Your goal:
Across all the entries, tally the lines holding the word "JSON", and give the number by itself.

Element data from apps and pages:

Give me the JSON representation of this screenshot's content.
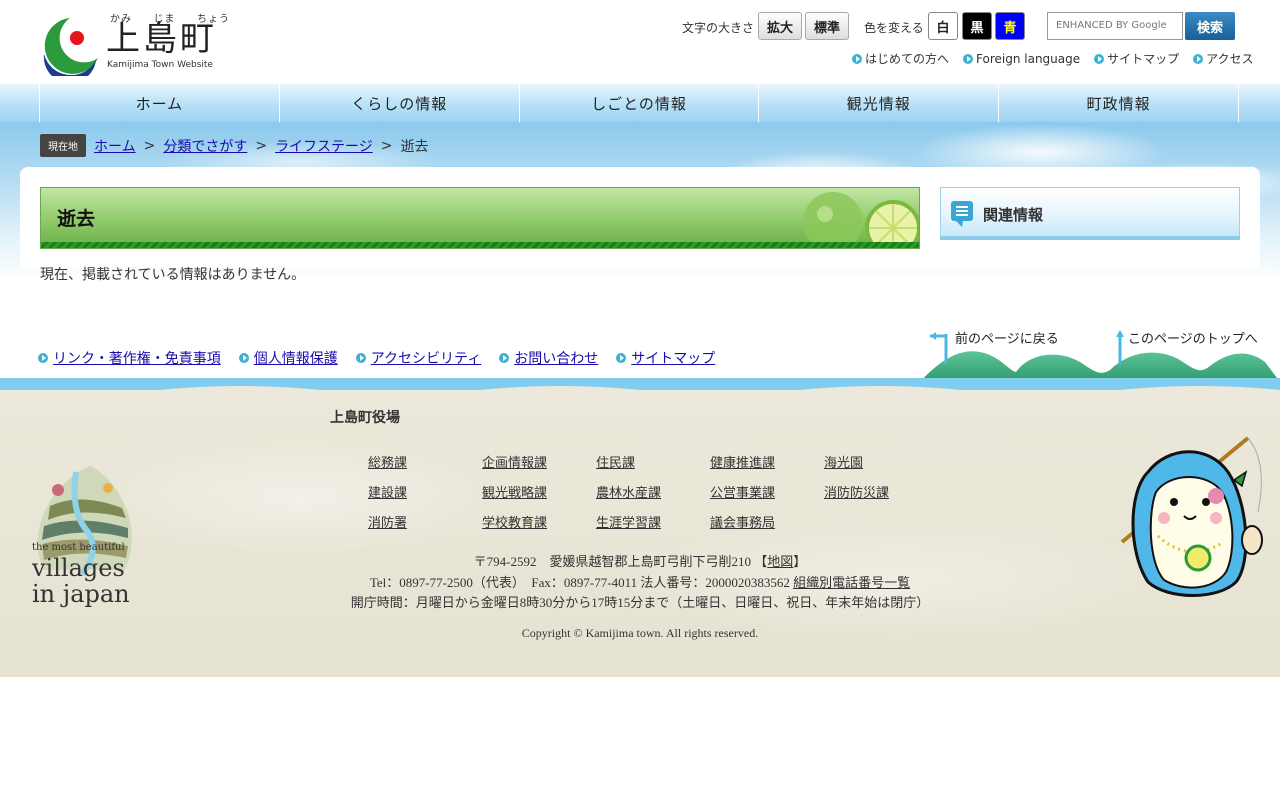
{
  "header": {
    "logo_ruby": [
      "かみ",
      "じま",
      "ちょう"
    ],
    "logo_title": "上島町",
    "logo_subtitle": "Kamijima Town Website",
    "text_size_label": "文字の大きさ",
    "text_size_buttons": [
      "拡大",
      "標準"
    ],
    "color_label": "色を変える",
    "color_buttons": [
      {
        "label": "白",
        "bg": "#ffffff",
        "fg": "#222222"
      },
      {
        "label": "黒",
        "bg": "#000000",
        "fg": "#ffffff"
      },
      {
        "label": "青",
        "bg": "#0000ff",
        "fg": "#ffff00"
      }
    ],
    "search_placeholder": "ENHANCED BY Google",
    "search_button": "検索",
    "top_links": [
      "はじめての方へ",
      "Foreign language",
      "サイトマップ",
      "アクセス"
    ]
  },
  "nav": {
    "items": [
      "ホーム",
      "くらしの情報",
      "しごとの情報",
      "観光情報",
      "町政情報"
    ]
  },
  "breadcrumb": {
    "badge": "現在地",
    "items": [
      "ホーム",
      "分類でさがす",
      "ライフステージ"
    ],
    "separator": ">",
    "current": "逝去"
  },
  "main": {
    "title": "逝去",
    "message": "現在、掲載されている情報はありません。"
  },
  "sidebar": {
    "title": "関連情報"
  },
  "footer_links": [
    "リンク・著作権・免責事項",
    "個人情報保護",
    "アクセシビリティ",
    "お問い合わせ",
    "サイトマップ"
  ],
  "page_nav": {
    "back": "前のページに戻る",
    "top": "このページのトップへ"
  },
  "footer": {
    "office_name": "上島町役場",
    "departments": [
      [
        "総務課",
        "企画情報課",
        "住民課",
        "健康推進課",
        "海光園"
      ],
      [
        "建設課",
        "観光戦略課",
        "農林水産課",
        "公営事業課",
        "消防防災課"
      ],
      [
        "消防署",
        "学校教育課",
        "生涯学習課",
        "議会事務局"
      ]
    ],
    "address": "〒794-2592　愛媛県越智郡上島町弓削下弓削210",
    "map_link": "地図",
    "map_open": "【",
    "map_close": "】",
    "tel_fax": "Tel：0897-77-2500（代表）　Fax：0897-77-4011 法人番号：2000020383562",
    "phone_list_link": "組織別電話番号一覧",
    "hours": "開庁時間：月曜日から金曜日8時30分から17時15分まで（土曜日、日曜日、祝日、年末年始は閉庁）",
    "copyright": "Copyright © Kamijima town. All rights reserved.",
    "villages_text": [
      "the most beautiful",
      "villages",
      "in japan"
    ]
  },
  "colors": {
    "nav_bg": "#b7e1f7",
    "title_green": "#8fc968",
    "link": "#1a0dab",
    "footer_bg": "#e9e6d8"
  }
}
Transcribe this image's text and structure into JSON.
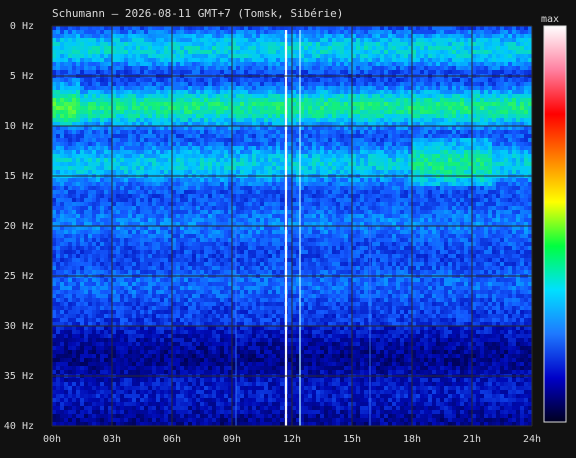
{
  "chart_data": {
    "type": "heatmap",
    "title": "Schumann – 2026-08-11 GMT+7  (Tomsk, Sibérie)",
    "x_ticks": [
      "00h",
      "03h",
      "06h",
      "09h",
      "12h",
      "15h",
      "18h",
      "21h",
      "24h"
    ],
    "y_ticks": [
      "0 Hz",
      "5 Hz",
      "10 Hz",
      "15 Hz",
      "20 Hz",
      "25 Hz",
      "30 Hz",
      "35 Hz",
      "40 Hz"
    ],
    "xlim_hours": [
      0,
      24
    ],
    "ylim_hz": [
      0,
      40
    ],
    "grid": true,
    "colorbar": {
      "label": "max",
      "colors": [
        "#000020",
        "#0000c8",
        "#1e78ff",
        "#00e0ff",
        "#00ff40",
        "#ffff00",
        "#ff8000",
        "#ff0000",
        "#ff80a0",
        "#ffffff"
      ]
    },
    "bands": [
      {
        "freq_hz": 2.5,
        "intensity": 0.55
      },
      {
        "freq_hz": 8,
        "intensity": 0.75
      },
      {
        "freq_hz": 13.5,
        "intensity": 0.62
      },
      {
        "freq_hz": 19.5,
        "intensity": 0.42
      },
      {
        "freq_hz": 26,
        "intensity": 0.36
      }
    ],
    "spike_time_h": [
      11.7,
      12.4,
      9.2,
      15.9
    ]
  }
}
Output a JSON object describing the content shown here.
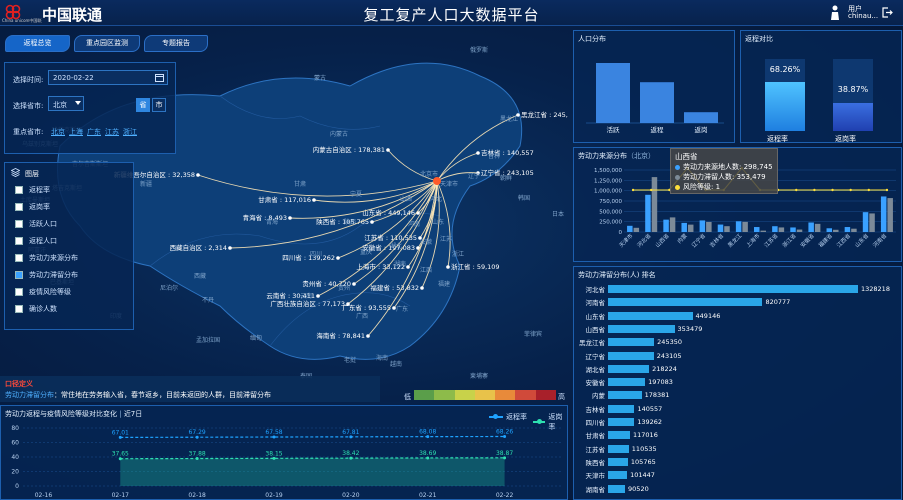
{
  "header": {
    "logo_cn": "中国联通",
    "logo_en": "China unicom中国联通",
    "title": "复工复产人口大数据平台",
    "user_label": "用户",
    "user_name": "chinau...",
    "icon_user": "user-icon",
    "icon_logout": "logout-icon"
  },
  "tabs": [
    {
      "label": "返程总览",
      "active": true
    },
    {
      "label": "重点园区监测",
      "active": false
    },
    {
      "label": "专题报告",
      "active": false
    }
  ],
  "filter": {
    "time_label": "选择时间:",
    "time_value": "2020-02-22",
    "province_label": "选择省市:",
    "province_value": "北京",
    "sheng": "省",
    "shi": "市",
    "key_label": "重点省市:",
    "key_provinces": [
      "北京",
      "上海",
      "广东",
      "江苏",
      "浙江"
    ]
  },
  "layers": {
    "title": "图层",
    "items": [
      {
        "label": "返程率",
        "checked": false
      },
      {
        "label": "返岗率",
        "checked": false
      },
      {
        "label": "活跃人口",
        "checked": false
      },
      {
        "label": "返程人口",
        "checked": false
      },
      {
        "label": "劳动力来源分布",
        "checked": false
      },
      {
        "label": "劳动力滞留分布",
        "checked": true
      },
      {
        "label": "疫情风险等级",
        "checked": false
      },
      {
        "label": "确诊人数",
        "checked": false
      }
    ]
  },
  "map": {
    "target": "北京",
    "routes": [
      {
        "name": "黑龙江省",
        "value": "245,350"
      },
      {
        "name": "内蒙古自治区",
        "value": "178,381"
      },
      {
        "name": "吉林省",
        "value": "140,557"
      },
      {
        "name": "新疆维吾尔自治区",
        "value": "32,358"
      },
      {
        "name": "辽宁省",
        "value": "243,105"
      },
      {
        "name": "甘肃省",
        "value": "117,016"
      },
      {
        "name": "山东省",
        "value": "449,146"
      },
      {
        "name": "青海省",
        "value": "8,493"
      },
      {
        "name": "陕西省",
        "value": "105,765"
      },
      {
        "name": "西藏自治区",
        "value": "2,314"
      },
      {
        "name": "四川省",
        "value": "139,262"
      },
      {
        "name": "安徽省",
        "value": "197,083"
      },
      {
        "name": "江苏省",
        "value": "110,535"
      },
      {
        "name": "上海市",
        "value": "33,122"
      },
      {
        "name": "浙江省",
        "value": "59,109"
      },
      {
        "name": "贵州省",
        "value": "40,720"
      },
      {
        "name": "云南省",
        "value": "30,411"
      },
      {
        "name": "福建省",
        "value": "53,832"
      },
      {
        "name": "广西壮族自治区",
        "value": "77,173"
      },
      {
        "name": "广东省",
        "value": "93,555"
      },
      {
        "name": "海南省",
        "value": "78,841"
      }
    ],
    "place_labels": [
      "黑龙江",
      "吉林",
      "辽宁",
      "北京市",
      "天津市",
      "河北",
      "山东",
      "山西",
      "河南",
      "安徽",
      "江苏",
      "湖北",
      "浙江",
      "湖南",
      "江西",
      "福建",
      "广东",
      "广西",
      "海南",
      "贵州",
      "云南",
      "四川",
      "重庆",
      "青海",
      "甘肃",
      "宁夏",
      "陕西",
      "西藏",
      "新疆",
      "内蒙古",
      "蒙古",
      "吉尔吉斯斯坦",
      "阿富汗",
      "巴基斯坦",
      "印度",
      "尼泊尔",
      "不丹",
      "缅甸",
      "泰国",
      "老挝",
      "越南",
      "柬埔寨",
      "菲律宾",
      "韩国",
      "日本",
      "朝鲜",
      "孟加拉国",
      "塔吉克斯坦",
      "哈萨克斯坦",
      "俄罗斯",
      "乌兹别克斯坦",
      "土库曼斯坦"
    ],
    "legend_low": "低",
    "legend_high": "高",
    "legend_colors": [
      "#5a9e4a",
      "#8dbb4a",
      "#c8d24a",
      "#e8c24a",
      "#e88a3a",
      "#d04a3a",
      "#a8202a"
    ]
  },
  "definition": {
    "title": "口径定义",
    "label": "劳动力滞留分布",
    "text": "：常住地在劳务输入省，春节返乡，目前未返回的人群，目前滞留分布"
  },
  "population": {
    "title": "人口分布",
    "chart_data": {
      "type": "bar",
      "categories": [
        "活跃",
        "返程",
        "返岗"
      ],
      "values": [
        100,
        68,
        18
      ]
    }
  },
  "comparison": {
    "title": "返程对比",
    "items": [
      {
        "label": "返程率",
        "value": "68.26%",
        "pct": 68.26
      },
      {
        "label": "返岗率",
        "value": "38.87%",
        "pct": 38.87
      }
    ]
  },
  "source": {
    "title": "劳动力来源分布",
    "subtitle": "（北京）",
    "tooltip": {
      "title": "山西省",
      "lines": [
        "劳动力来源地人数: 298,745",
        "劳动力滞留人数: 353,479",
        "风险等级: 1"
      ]
    },
    "chart_data": {
      "type": "bar",
      "categories": [
        "天津市",
        "河北省",
        "山西省",
        "内蒙",
        "辽宁省",
        "吉林省",
        "黑龙江",
        "上海市",
        "江苏省",
        "浙江省",
        "安徽省",
        "福建省",
        "江西省",
        "山东省",
        "河南省"
      ],
      "yticks": [
        "0",
        "250,000",
        "500,000",
        "750,000",
        "1,000,000",
        "1,250,000",
        "1,500,000"
      ],
      "ylim": [
        0,
        1500000
      ],
      "series": [
        {
          "name": "劳动力来源地人数",
          "values": [
            150000,
            900000,
            298745,
            220000,
            280000,
            180000,
            260000,
            120000,
            140000,
            110000,
            230000,
            90000,
            120000,
            480000,
            860000
          ]
        },
        {
          "name": "劳动力滞留人数",
          "values": [
            101447,
            1328218,
            353479,
            178381,
            243105,
            140557,
            245350,
            33122,
            110535,
            59109,
            197083,
            53832,
            80000,
            449146,
            820777
          ]
        },
        {
          "name": "风险等级",
          "values": [
            1,
            1,
            1,
            2,
            1,
            1,
            2,
            1,
            1,
            1,
            1,
            1,
            1,
            1,
            1
          ]
        }
      ]
    }
  },
  "ranking": {
    "title": "劳动力滞留分布(人) 排名",
    "chart_data": {
      "type": "bar",
      "categories": [
        "河北省",
        "河南省",
        "山东省",
        "山西省",
        "黑龙江省",
        "辽宁省",
        "湖北省",
        "安徽省",
        "内蒙",
        "吉林省",
        "四川省",
        "甘肃省",
        "江苏省",
        "陕西省",
        "天津市",
        "湖南省"
      ],
      "values": [
        1328218,
        820777,
        449146,
        353479,
        245350,
        243105,
        218224,
        197083,
        178381,
        140557,
        139262,
        117016,
        110535,
        105765,
        101447,
        90520
      ]
    }
  },
  "trend": {
    "title": "劳动力返程与疫情风险等级对比变化",
    "period": "近7日",
    "legend": [
      "返程率",
      "返岗率"
    ],
    "chart_data": {
      "type": "line",
      "x": [
        "02-16",
        "02-17",
        "02-18",
        "02-19",
        "02-20",
        "02-21",
        "02-22"
      ],
      "yticks": [
        "0",
        "20",
        "40",
        "60",
        "80"
      ],
      "ylim": [
        0,
        80
      ],
      "series": [
        {
          "name": "返程率",
          "values": [
            null,
            67.01,
            67.29,
            67.58,
            67.81,
            68.08,
            68.26
          ],
          "labels": [
            "67.01",
            "67.29",
            "67.58",
            "67.81",
            "68.08",
            "68.26"
          ]
        },
        {
          "name": "返岗率",
          "values": [
            null,
            37.65,
            37.88,
            38.15,
            38.42,
            38.69,
            38.87
          ],
          "labels": [
            "37.65",
            "37.88",
            "38.15",
            "38.42",
            "38.69",
            "38.87"
          ]
        }
      ]
    }
  }
}
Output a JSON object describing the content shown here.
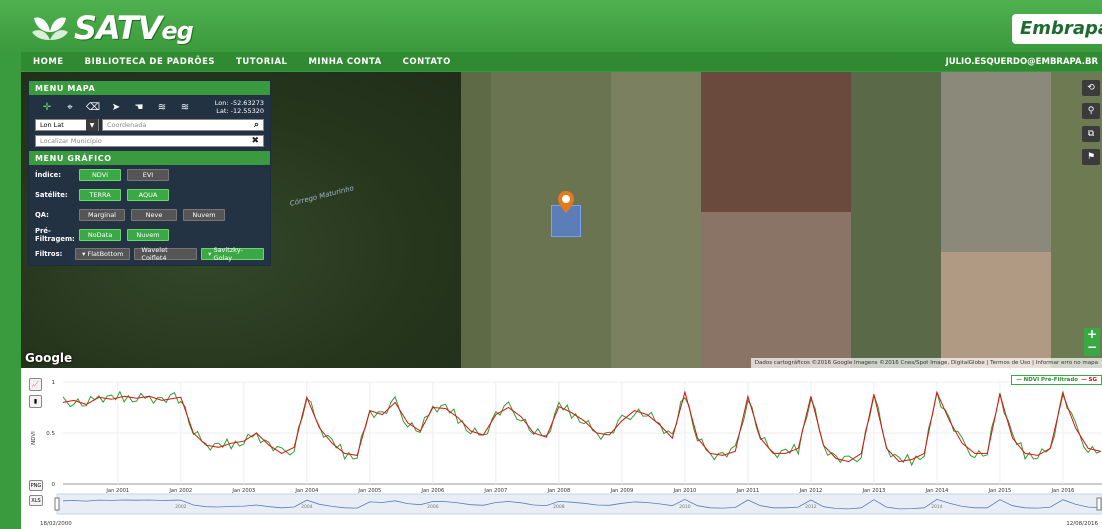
{
  "brand": {
    "logo_text": "SATVeg",
    "logo_main": "SATV",
    "logo_small": "eg",
    "partner": "Embrapa"
  },
  "nav": {
    "items": [
      "HOME",
      "BIBLIOTECA DE PADRÕES",
      "TUTORIAL",
      "MINHA CONTA",
      "CONTATO"
    ],
    "user": "JULIO.ESQUERDO@EMBRAPA.BR"
  },
  "map": {
    "river_label": "Córrego Maturinho",
    "google": "Google",
    "attribution": "Dados cartográficos ©2016 Google Imagens ©2016 Cnes/Spot Image, DigitalGlobe | Termos de Uso | Informar erro no mapa"
  },
  "menu_mapa": {
    "title": "MENU MAPA",
    "lon": "Lon: -52.63273",
    "lat": "Lat: -12.55320",
    "select_value": "Lon Lat",
    "coord_placeholder": "Coordenada",
    "municipio_placeholder": "Localizar Município"
  },
  "menu_grafico": {
    "title": "MENU GRÁFICO",
    "indice": {
      "label": "Índice:",
      "options": [
        "NDVI",
        "EVI"
      ]
    },
    "satelite": {
      "label": "Satélite:",
      "options": [
        "TERRA",
        "AQUA"
      ]
    },
    "qa": {
      "label": "QA:",
      "options": [
        "Marginal",
        "Neve",
        "Nuvem"
      ]
    },
    "pre": {
      "label": "Pré-Filtragem:",
      "options": [
        "NoData",
        "Nuvem"
      ]
    },
    "filtros": {
      "label": "Filtros:",
      "options": [
        "FlatBottom",
        "Wavelet Coiflet4",
        "Savitzky-Golay"
      ]
    }
  },
  "chart_export": {
    "png": "PNG",
    "xls": "XLS"
  },
  "chart_data": {
    "type": "line",
    "ylabel": "NDVI",
    "ylim": [
      0,
      1
    ],
    "yticks": [
      "0",
      "0.5",
      "1"
    ],
    "xticks": [
      "Jan 2001",
      "Jan 2002",
      "Jan 2003",
      "Jan 2004",
      "Jan 2005",
      "Jan 2006",
      "Jan 2007",
      "Jan 2008",
      "Jan 2009",
      "Jan 2010",
      "Jan 2011",
      "Jan 2012",
      "Jan 2013",
      "Jan 2014",
      "Jan 2015",
      "Jan 2016"
    ],
    "navigator_ticks": [
      "2002",
      "2004",
      "2006",
      "2008",
      "2010",
      "2012",
      "2014"
    ],
    "x_start": "18/02/2000",
    "x_end": "12/08/2016",
    "series": [
      {
        "name": "NDVI Pré-Filtrado",
        "color": "#2e9e2e"
      },
      {
        "name": "SG",
        "color": "#d11"
      }
    ],
    "x": [
      2000.13,
      2000.3,
      2000.5,
      2000.7,
      2000.9,
      2001.1,
      2001.3,
      2001.5,
      2001.7,
      2001.9,
      2002.0,
      2002.2,
      2002.4,
      2002.6,
      2002.8,
      2003.0,
      2003.2,
      2003.4,
      2003.6,
      2003.8,
      2004.0,
      2004.2,
      2004.4,
      2004.6,
      2004.8,
      2005.0,
      2005.2,
      2005.4,
      2005.6,
      2005.8,
      2006.0,
      2006.2,
      2006.4,
      2006.6,
      2006.8,
      2007.0,
      2007.2,
      2007.4,
      2007.6,
      2007.8,
      2008.0,
      2008.2,
      2008.4,
      2008.6,
      2008.8,
      2009.0,
      2009.2,
      2009.4,
      2009.6,
      2009.8,
      2010.0,
      2010.2,
      2010.4,
      2010.6,
      2010.8,
      2011.0,
      2011.2,
      2011.4,
      2011.6,
      2011.8,
      2012.0,
      2012.2,
      2012.4,
      2012.6,
      2012.8,
      2013.0,
      2013.2,
      2013.4,
      2013.6,
      2013.8,
      2014.0,
      2014.2,
      2014.4,
      2014.6,
      2014.8,
      2015.0,
      2015.2,
      2015.4,
      2015.6,
      2015.8,
      2016.0,
      2016.2,
      2016.4,
      2016.6
    ],
    "values": [
      0.8,
      0.82,
      0.78,
      0.85,
      0.83,
      0.86,
      0.84,
      0.86,
      0.82,
      0.84,
      0.85,
      0.5,
      0.38,
      0.36,
      0.4,
      0.42,
      0.5,
      0.38,
      0.3,
      0.36,
      0.85,
      0.55,
      0.4,
      0.3,
      0.28,
      0.72,
      0.68,
      0.8,
      0.6,
      0.52,
      0.75,
      0.74,
      0.65,
      0.52,
      0.48,
      0.68,
      0.75,
      0.66,
      0.5,
      0.46,
      0.76,
      0.7,
      0.62,
      0.5,
      0.48,
      0.62,
      0.72,
      0.68,
      0.58,
      0.45,
      0.9,
      0.45,
      0.3,
      0.28,
      0.32,
      0.86,
      0.45,
      0.3,
      0.3,
      0.35,
      0.86,
      0.38,
      0.25,
      0.22,
      0.3,
      0.88,
      0.35,
      0.22,
      0.24,
      0.3,
      0.9,
      0.62,
      0.4,
      0.3,
      0.3,
      0.88,
      0.45,
      0.3,
      0.28,
      0.35,
      0.88,
      0.55,
      0.35,
      0.32
    ],
    "grid": true,
    "legend_position": "top-right"
  }
}
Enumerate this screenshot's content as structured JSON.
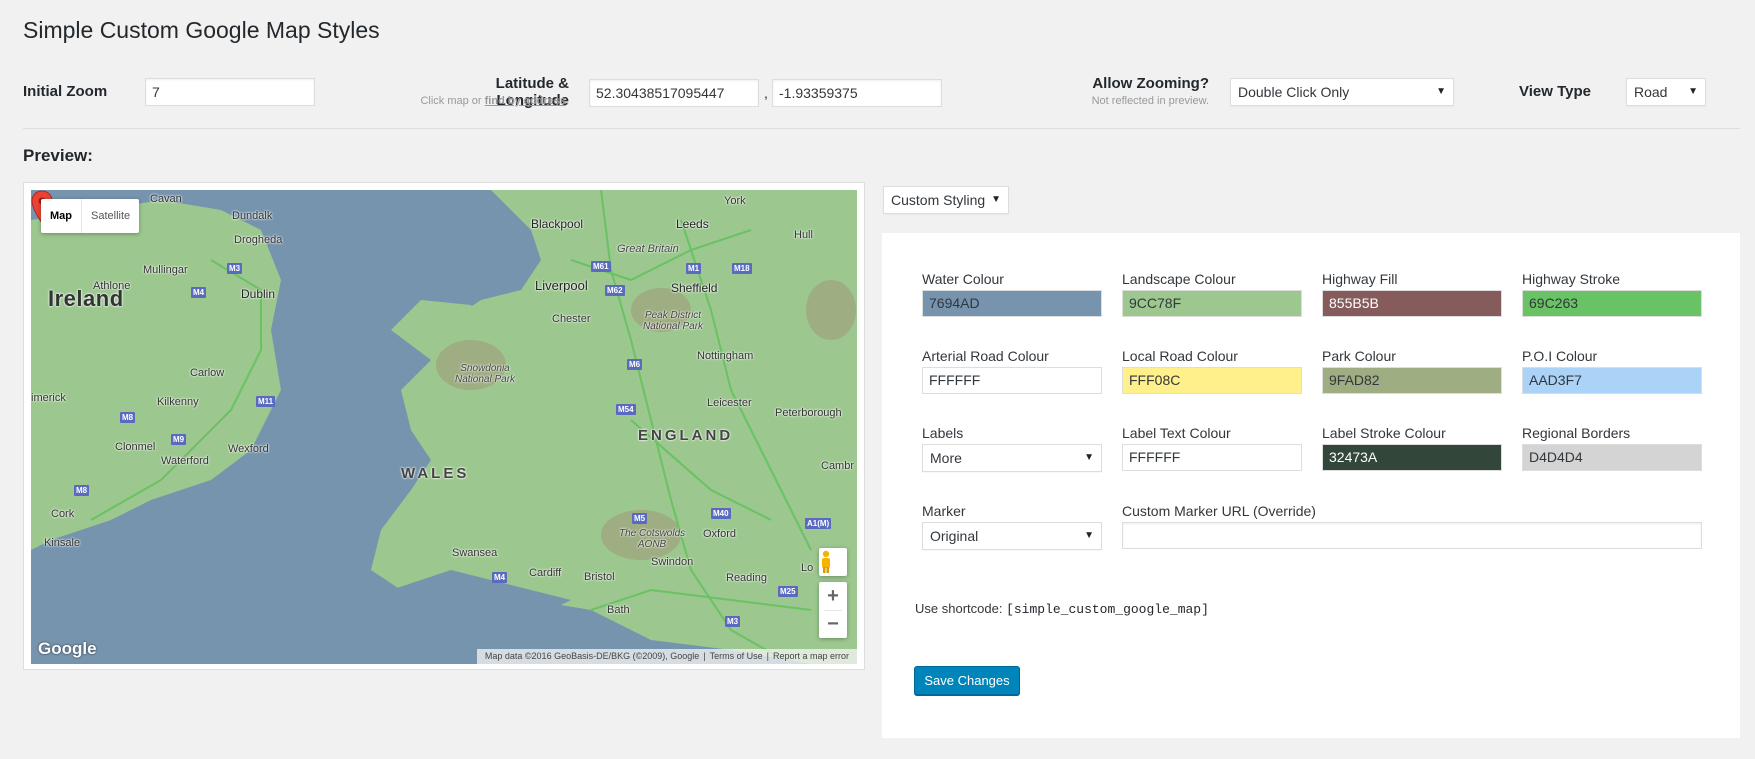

Exercise response:
5